## Data records:
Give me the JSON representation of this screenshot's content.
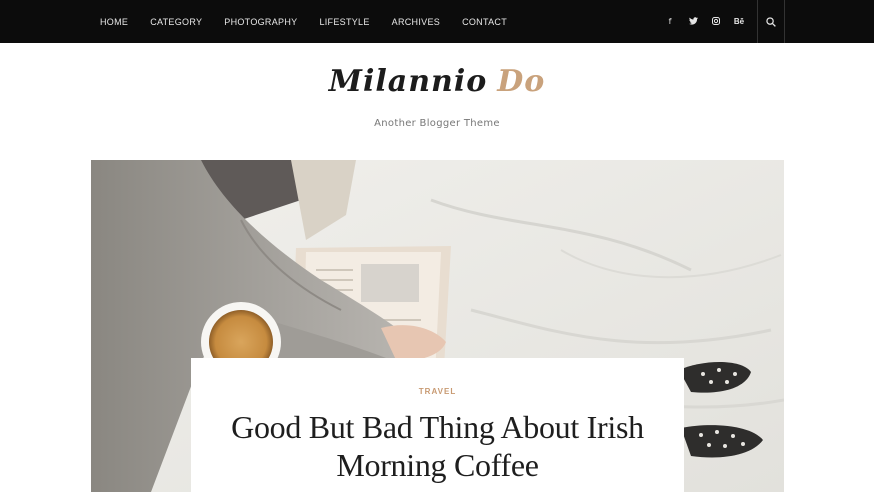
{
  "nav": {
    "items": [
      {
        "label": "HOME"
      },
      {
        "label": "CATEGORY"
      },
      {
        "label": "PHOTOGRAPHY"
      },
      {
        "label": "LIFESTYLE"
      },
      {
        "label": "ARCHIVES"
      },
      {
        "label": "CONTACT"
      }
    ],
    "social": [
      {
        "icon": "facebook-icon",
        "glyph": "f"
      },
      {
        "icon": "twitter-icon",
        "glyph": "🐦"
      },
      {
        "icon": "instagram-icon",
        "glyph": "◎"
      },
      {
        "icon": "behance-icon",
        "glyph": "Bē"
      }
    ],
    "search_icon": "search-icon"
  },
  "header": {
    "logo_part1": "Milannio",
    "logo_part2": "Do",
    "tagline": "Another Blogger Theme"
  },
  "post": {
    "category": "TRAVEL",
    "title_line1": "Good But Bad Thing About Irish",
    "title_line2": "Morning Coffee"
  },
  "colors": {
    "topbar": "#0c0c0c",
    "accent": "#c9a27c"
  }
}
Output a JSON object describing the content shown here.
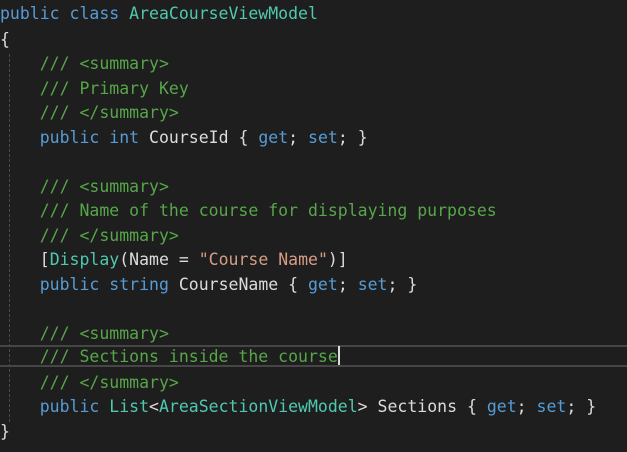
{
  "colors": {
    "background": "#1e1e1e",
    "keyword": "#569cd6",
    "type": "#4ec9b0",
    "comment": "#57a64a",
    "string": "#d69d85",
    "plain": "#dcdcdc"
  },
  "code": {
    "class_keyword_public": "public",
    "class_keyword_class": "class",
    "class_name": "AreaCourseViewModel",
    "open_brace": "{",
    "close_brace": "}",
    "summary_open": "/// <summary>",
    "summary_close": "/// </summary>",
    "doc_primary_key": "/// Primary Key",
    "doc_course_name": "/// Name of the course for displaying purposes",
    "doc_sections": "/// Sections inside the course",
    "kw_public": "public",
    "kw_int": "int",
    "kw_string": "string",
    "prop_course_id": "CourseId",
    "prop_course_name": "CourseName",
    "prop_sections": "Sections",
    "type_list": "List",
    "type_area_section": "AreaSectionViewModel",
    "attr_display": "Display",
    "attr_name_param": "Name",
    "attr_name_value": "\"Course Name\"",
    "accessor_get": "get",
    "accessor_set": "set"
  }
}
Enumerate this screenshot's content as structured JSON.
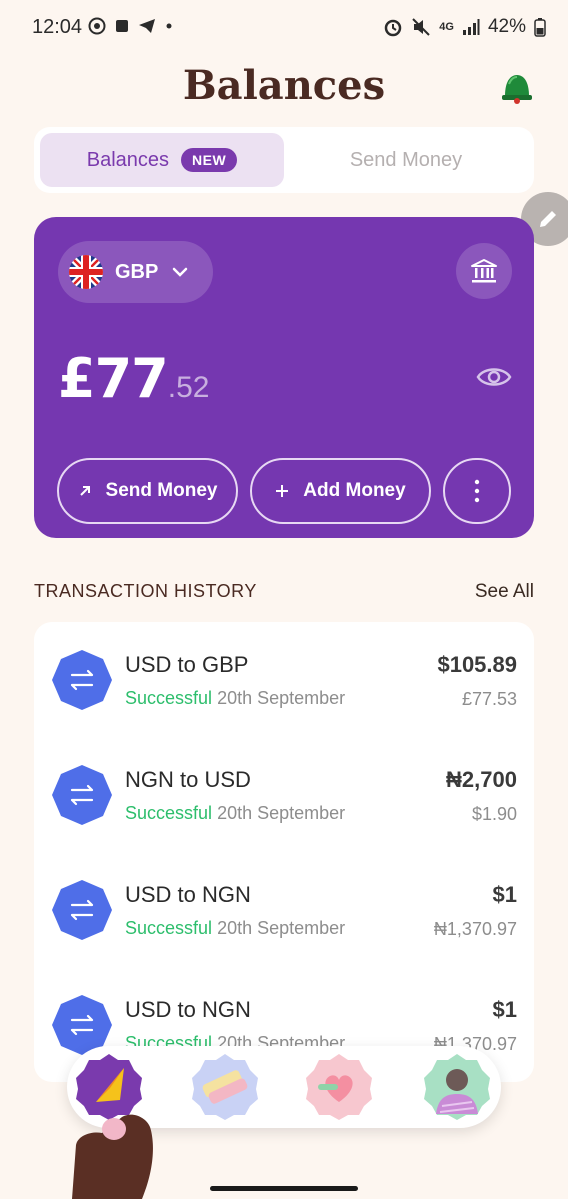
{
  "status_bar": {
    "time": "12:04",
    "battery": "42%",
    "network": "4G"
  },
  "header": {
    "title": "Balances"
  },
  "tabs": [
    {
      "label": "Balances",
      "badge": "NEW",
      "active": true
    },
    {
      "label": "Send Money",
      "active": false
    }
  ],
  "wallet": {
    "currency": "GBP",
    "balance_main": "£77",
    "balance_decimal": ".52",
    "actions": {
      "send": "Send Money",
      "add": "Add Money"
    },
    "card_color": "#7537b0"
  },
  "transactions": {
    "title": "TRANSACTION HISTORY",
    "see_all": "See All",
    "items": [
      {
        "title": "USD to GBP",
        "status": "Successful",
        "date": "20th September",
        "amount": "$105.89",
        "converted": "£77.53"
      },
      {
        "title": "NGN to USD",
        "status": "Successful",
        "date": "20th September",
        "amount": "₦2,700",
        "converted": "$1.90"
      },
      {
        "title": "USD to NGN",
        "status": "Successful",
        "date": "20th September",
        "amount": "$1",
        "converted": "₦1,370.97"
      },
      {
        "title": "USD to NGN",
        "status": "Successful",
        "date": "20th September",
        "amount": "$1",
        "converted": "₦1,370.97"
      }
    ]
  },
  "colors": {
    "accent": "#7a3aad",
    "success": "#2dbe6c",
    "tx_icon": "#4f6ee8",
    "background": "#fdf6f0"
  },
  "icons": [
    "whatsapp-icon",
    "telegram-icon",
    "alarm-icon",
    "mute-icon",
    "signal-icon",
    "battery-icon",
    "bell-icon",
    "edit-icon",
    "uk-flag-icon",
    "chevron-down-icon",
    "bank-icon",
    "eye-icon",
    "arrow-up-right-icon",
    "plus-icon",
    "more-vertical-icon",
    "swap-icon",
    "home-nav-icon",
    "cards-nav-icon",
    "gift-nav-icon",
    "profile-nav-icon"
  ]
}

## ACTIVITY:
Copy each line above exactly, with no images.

## OUTPUT FOR THIS EXERCISE:
Give me the JSON representation of this screenshot's content.
{
  "nav": {
    "items": [
      {
        "label": "HOME"
      },
      {
        "label": "CATEGORY"
      },
      {
        "label": "PHOTOGRAPHY"
      },
      {
        "label": "LIFESTYLE"
      },
      {
        "label": "ARCHIVES"
      },
      {
        "label": "CONTACT"
      }
    ],
    "social": [
      {
        "icon": "facebook-icon",
        "glyph": "f"
      },
      {
        "icon": "twitter-icon",
        "glyph": "🐦"
      },
      {
        "icon": "instagram-icon",
        "glyph": "◎"
      },
      {
        "icon": "behance-icon",
        "glyph": "Bē"
      }
    ],
    "search_icon": "search-icon"
  },
  "header": {
    "logo_part1": "Milannio",
    "logo_part2": "Do",
    "tagline": "Another Blogger Theme"
  },
  "post": {
    "category": "TRAVEL",
    "title_line1": "Good But Bad Thing About Irish",
    "title_line2": "Morning Coffee"
  },
  "colors": {
    "topbar": "#0c0c0c",
    "accent": "#c9a27c"
  }
}
Output a JSON object describing the content shown here.
{
  "colors": {
    "background": "#1e1e1e",
    "keyword": "#569cd6",
    "type": "#4ec9b0",
    "comment": "#57a64a",
    "string": "#d69d85",
    "plain": "#dcdcdc"
  },
  "code": {
    "class_keyword_public": "public",
    "class_keyword_class": "class",
    "class_name": "AreaCourseViewModel",
    "open_brace": "{",
    "close_brace": "}",
    "summary_open": "/// <summary>",
    "summary_close": "/// </summary>",
    "doc_primary_key": "/// Primary Key",
    "doc_course_name": "/// Name of the course for displaying purposes",
    "doc_sections": "/// Sections inside the course",
    "kw_public": "public",
    "kw_int": "int",
    "kw_string": "string",
    "prop_course_id": "CourseId",
    "prop_course_name": "CourseName",
    "prop_sections": "Sections",
    "type_list": "List",
    "type_area_section": "AreaSectionViewModel",
    "attr_display": "Display",
    "attr_name_param": "Name",
    "attr_name_value": "\"Course Name\"",
    "accessor_get": "get",
    "accessor_set": "set"
  }
}
Enumerate this screenshot's content as structured JSON.
{
  "status_bar": {
    "time": "12:04",
    "battery": "42%",
    "network": "4G"
  },
  "header": {
    "title": "Balances"
  },
  "tabs": [
    {
      "label": "Balances",
      "badge": "NEW",
      "active": true
    },
    {
      "label": "Send Money",
      "active": false
    }
  ],
  "wallet": {
    "currency": "GBP",
    "balance_main": "£77",
    "balance_decimal": ".52",
    "actions": {
      "send": "Send Money",
      "add": "Add Money"
    },
    "card_color": "#7537b0"
  },
  "transactions": {
    "title": "TRANSACTION HISTORY",
    "see_all": "See All",
    "items": [
      {
        "title": "USD to GBP",
        "status": "Successful",
        "date": "20th September",
        "amount": "$105.89",
        "converted": "£77.53"
      },
      {
        "title": "NGN to USD",
        "status": "Successful",
        "date": "20th September",
        "amount": "₦2,700",
        "converted": "$1.90"
      },
      {
        "title": "USD to NGN",
        "status": "Successful",
        "date": "20th September",
        "amount": "$1",
        "converted": "₦1,370.97"
      },
      {
        "title": "USD to NGN",
        "status": "Successful",
        "date": "20th September",
        "amount": "$1",
        "converted": "₦1,370.97"
      }
    ]
  },
  "colors": {
    "accent": "#7a3aad",
    "success": "#2dbe6c",
    "tx_icon": "#4f6ee8",
    "background": "#fdf6f0"
  },
  "icons": [
    "whatsapp-icon",
    "telegram-icon",
    "alarm-icon",
    "mute-icon",
    "signal-icon",
    "battery-icon",
    "bell-icon",
    "edit-icon",
    "uk-flag-icon",
    "chevron-down-icon",
    "bank-icon",
    "eye-icon",
    "arrow-up-right-icon",
    "plus-icon",
    "more-vertical-icon",
    "swap-icon",
    "home-nav-icon",
    "cards-nav-icon",
    "gift-nav-icon",
    "profile-nav-icon"
  ]
}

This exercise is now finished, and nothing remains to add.